→ **What the task requires**
The response must contain the complete data, printed exactly.

*** Opening Data to process ***

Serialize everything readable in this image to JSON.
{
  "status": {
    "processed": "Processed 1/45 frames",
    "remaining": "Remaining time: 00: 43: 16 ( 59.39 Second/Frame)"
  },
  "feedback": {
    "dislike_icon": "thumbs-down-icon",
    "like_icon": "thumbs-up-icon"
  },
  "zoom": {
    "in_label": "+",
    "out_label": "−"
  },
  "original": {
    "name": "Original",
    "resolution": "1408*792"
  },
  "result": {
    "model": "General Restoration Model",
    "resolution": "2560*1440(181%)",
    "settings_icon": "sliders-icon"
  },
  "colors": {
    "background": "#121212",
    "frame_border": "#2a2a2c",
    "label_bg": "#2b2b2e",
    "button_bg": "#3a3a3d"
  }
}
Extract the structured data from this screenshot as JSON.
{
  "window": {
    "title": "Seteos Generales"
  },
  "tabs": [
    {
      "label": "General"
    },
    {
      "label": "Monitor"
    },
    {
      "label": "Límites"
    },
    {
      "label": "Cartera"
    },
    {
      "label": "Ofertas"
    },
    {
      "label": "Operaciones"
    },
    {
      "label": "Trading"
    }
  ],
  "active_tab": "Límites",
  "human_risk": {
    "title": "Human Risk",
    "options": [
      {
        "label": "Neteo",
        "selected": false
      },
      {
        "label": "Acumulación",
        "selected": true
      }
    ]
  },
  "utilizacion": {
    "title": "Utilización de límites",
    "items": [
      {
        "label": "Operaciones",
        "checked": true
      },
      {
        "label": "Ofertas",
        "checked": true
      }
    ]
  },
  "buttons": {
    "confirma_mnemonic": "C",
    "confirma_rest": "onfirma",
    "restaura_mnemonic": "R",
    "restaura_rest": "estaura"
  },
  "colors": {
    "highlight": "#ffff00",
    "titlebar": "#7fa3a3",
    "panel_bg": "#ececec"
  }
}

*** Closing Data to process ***

→ **Answer for this exercise**
Serialize everything readable in this image to JSON.
{
  "status": {
    "processed": "Processed 1/45 frames",
    "remaining": "Remaining time: 00: 43: 16 ( 59.39 Second/Frame)"
  },
  "feedback": {
    "dislike_icon": "thumbs-down-icon",
    "like_icon": "thumbs-up-icon"
  },
  "zoom": {
    "in_label": "+",
    "out_label": "−"
  },
  "original": {
    "name": "Original",
    "resolution": "1408*792"
  },
  "result": {
    "model": "General Restoration Model",
    "resolution": "2560*1440(181%)",
    "settings_icon": "sliders-icon"
  },
  "colors": {
    "background": "#121212",
    "frame_border": "#2a2a2c",
    "label_bg": "#2b2b2e",
    "button_bg": "#3a3a3d"
  }
}
Extract the structured data from this screenshot as JSON.
{
  "window": {
    "title": "Seteos Generales"
  },
  "tabs": [
    {
      "label": "General"
    },
    {
      "label": "Monitor"
    },
    {
      "label": "Límites"
    },
    {
      "label": "Cartera"
    },
    {
      "label": "Ofertas"
    },
    {
      "label": "Operaciones"
    },
    {
      "label": "Trading"
    }
  ],
  "active_tab": "Límites",
  "human_risk": {
    "title": "Human Risk",
    "options": [
      {
        "label": "Neteo",
        "selected": false
      },
      {
        "label": "Acumulación",
        "selected": true
      }
    ]
  },
  "utilizacion": {
    "title": "Utilización de límites",
    "items": [
      {
        "label": "Operaciones",
        "checked": true
      },
      {
        "label": "Ofertas",
        "checked": true
      }
    ]
  },
  "buttons": {
    "confirma_mnemonic": "C",
    "confirma_rest": "onfirma",
    "restaura_mnemonic": "R",
    "restaura_rest": "estaura"
  },
  "colors": {
    "highlight": "#ffff00",
    "titlebar": "#7fa3a3",
    "panel_bg": "#ececec"
  }
}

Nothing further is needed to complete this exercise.